Finally, if you decide to change your boat’s name down the road, follow all the necessary legal steps to avoid any headaches down the line.
What are the consequences of changing a boat’s name?
When changing a boat’s name, it is essential to be aware of the consequences that may follow. You need to do many things to make the change official, and not completing any of these steps could lead to negative repercussions.
For example, if you don’t update your boat’s registration, you could face stiff fines from the government. In addition, you should notify your insurers and other relevant bodies of the name change so that they can also update their records.
Are there any superstitions or beliefs about renaming a boat?
When it comes to renaming a boat, people often adhere to a few superstitions and beliefs. One popular belief is that including three “A’s” in the name of your vessel will bring good luck. Another belief is that including feminine names in a boat’s name is auspicious. Naming your vessel after an event or tragedy that resulted in another ship sinking is considered bad luck for both boats involved in the accident.
The only way to avoid this bad luck, some say, is by following a proper renaming ceremony. There are many different versions of this ritual, but most involve purifying and renaming the boat with positive intentions. Some also recommend performing the ritual outdoors under a full moon for extra good luck.
Whether you believe in these superstitions or not, it’s always best to follow the proper procedures when renaming a boat. This includes notifying the relevant authorities (e.g., your provincial government) about your change of name so they can update their records accordingly.

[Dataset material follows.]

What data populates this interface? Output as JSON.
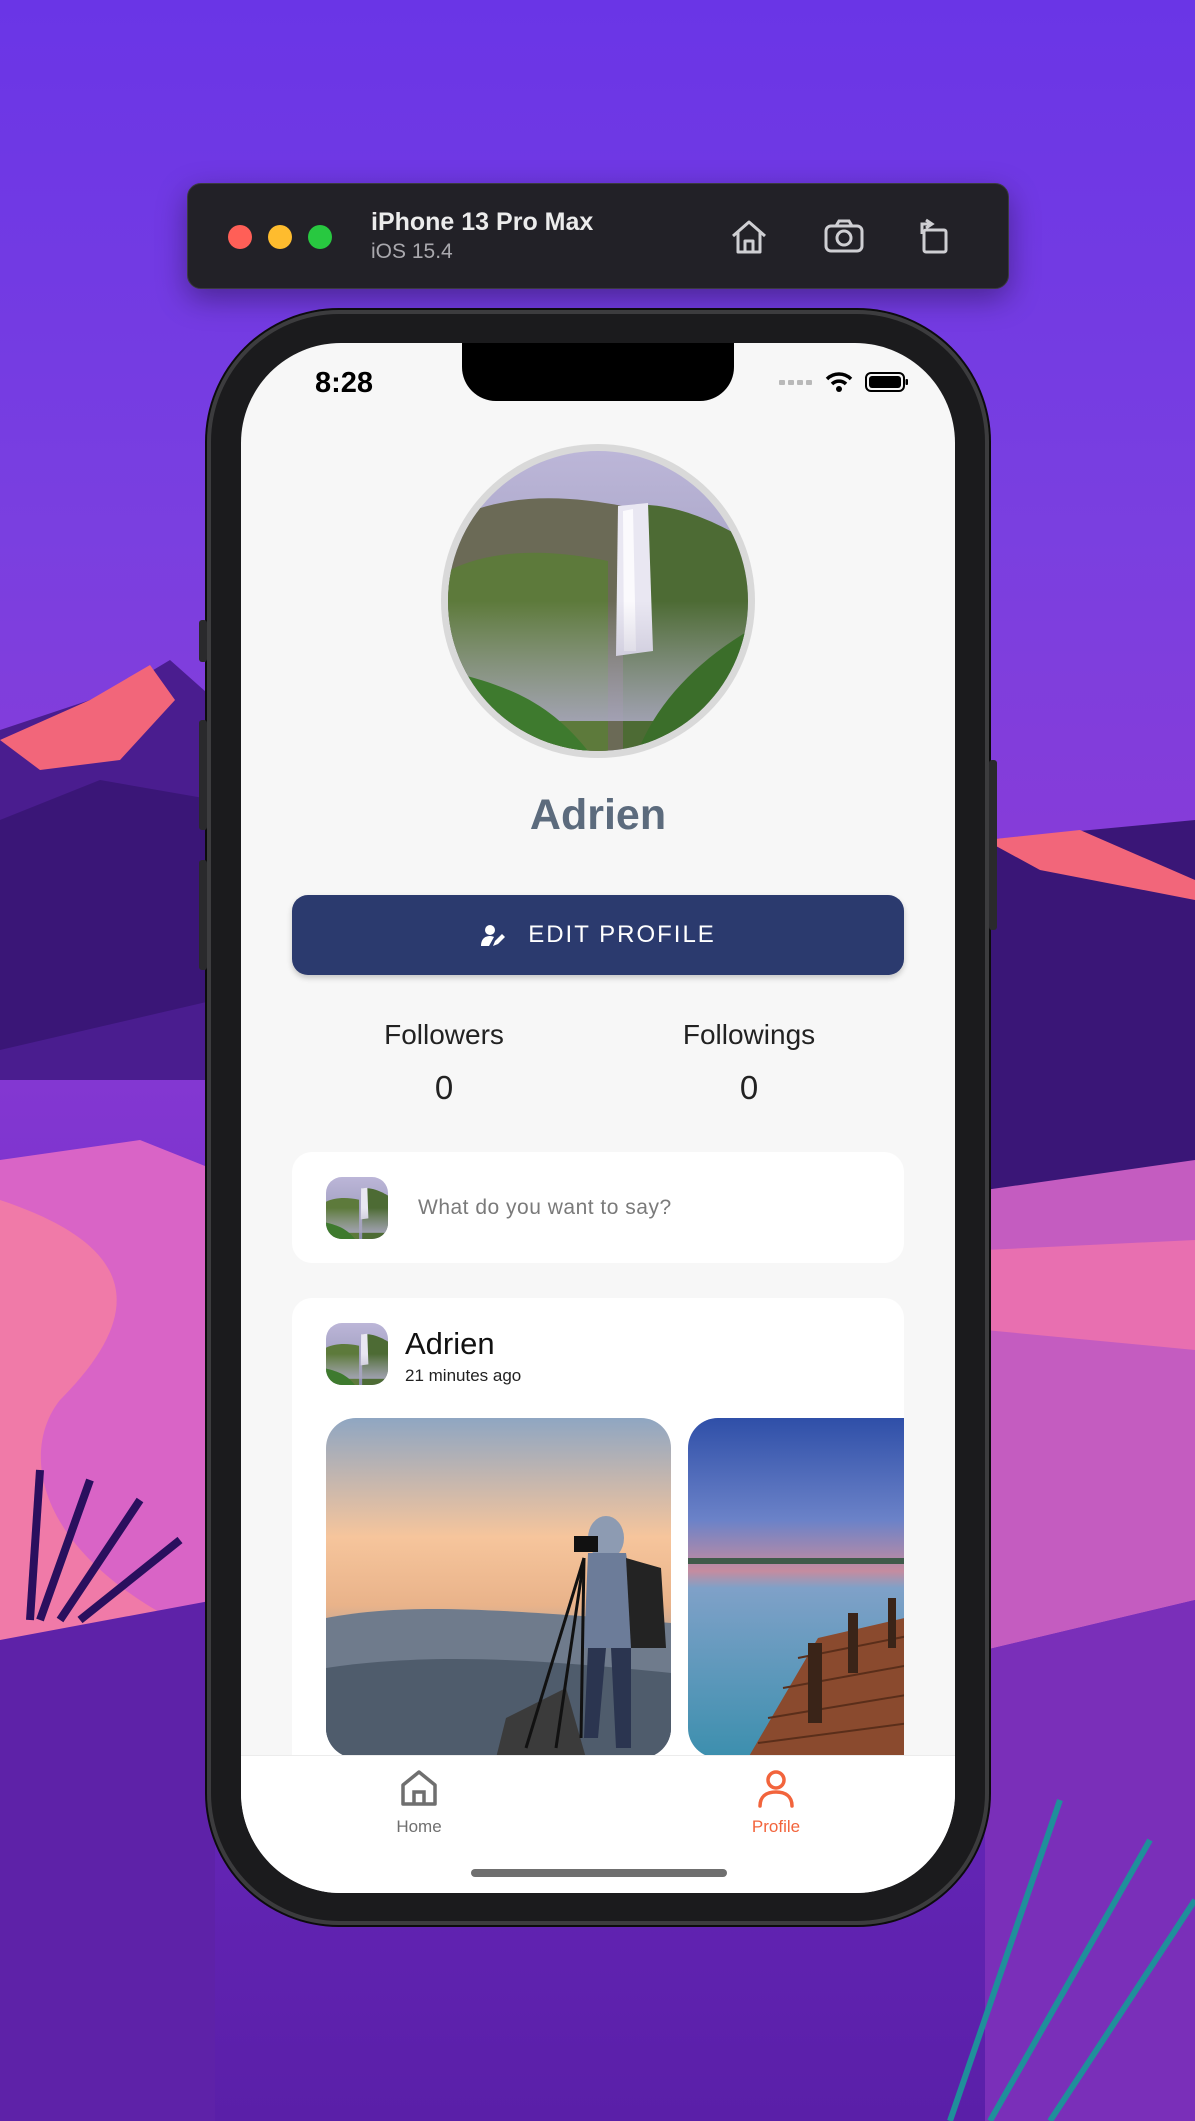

What if I want to sell my boat after changing its name – will the new owner be able to change the name again?
If you sell your boat after renaming it, the new owner can change the name again, but only if they follow the proper steps. This includes completing a bill of sale and notifying all relevant statutory bodies of the change in name. It is important to remember that once a boat has been registered, it is much more challenging to make changes – so make sure you are particular about any alterations before proceeding.
Can you name two boats the same name?
It is possible to name two boats the same name, but there are a few rules you need to follow. In the U.S., U.K., and many other countries, boats with the same name are allowed even if they are different models. However, boat owners in Australia must register their boat’s name with Transport NSW if they want to use a common name for their vessel.
Do boat names get registered?
Yes, certain boats must have their name registered with the United States Coast Guard (USCG), but this is not the case with all boats. The USCG does have a list of requirements for boat names, but there are also state laws that you must follow.
A boat must have a name on its bow, stern, or hull. You can place this name in many ways, but the most common way is to paint it onto the side of the boat.
If you are wondering if your name is legal, the first thing to do is check with your state’s motor vehicle department to see what their requirements are for registering a boat. Some states allow you to use a name not registered with the USCG. In fact, some states do not require that your boat have a name.
Does the boat name go on the front or back?
Regarding boat names, there are no hard and fast rules. You can put your boat name on the front or back- whatever you prefer! In fact, the word “name” is a little misleading because it’s really up to you where you want to put it.
Many people choose to put their boat name on the back of their vessel so that it’s easily visible as they sail away. This makes sense because you want people to see your beautiful boat and know its name!
However, some boaters choose to place their name on the front of their vessel instead. There are many reasons for this- perhaps they want their guests to read it when they come aboard, or maybe they think it looks nicer in that spot.
Ultimately, the decision is up to you, and there are no wrong answers here!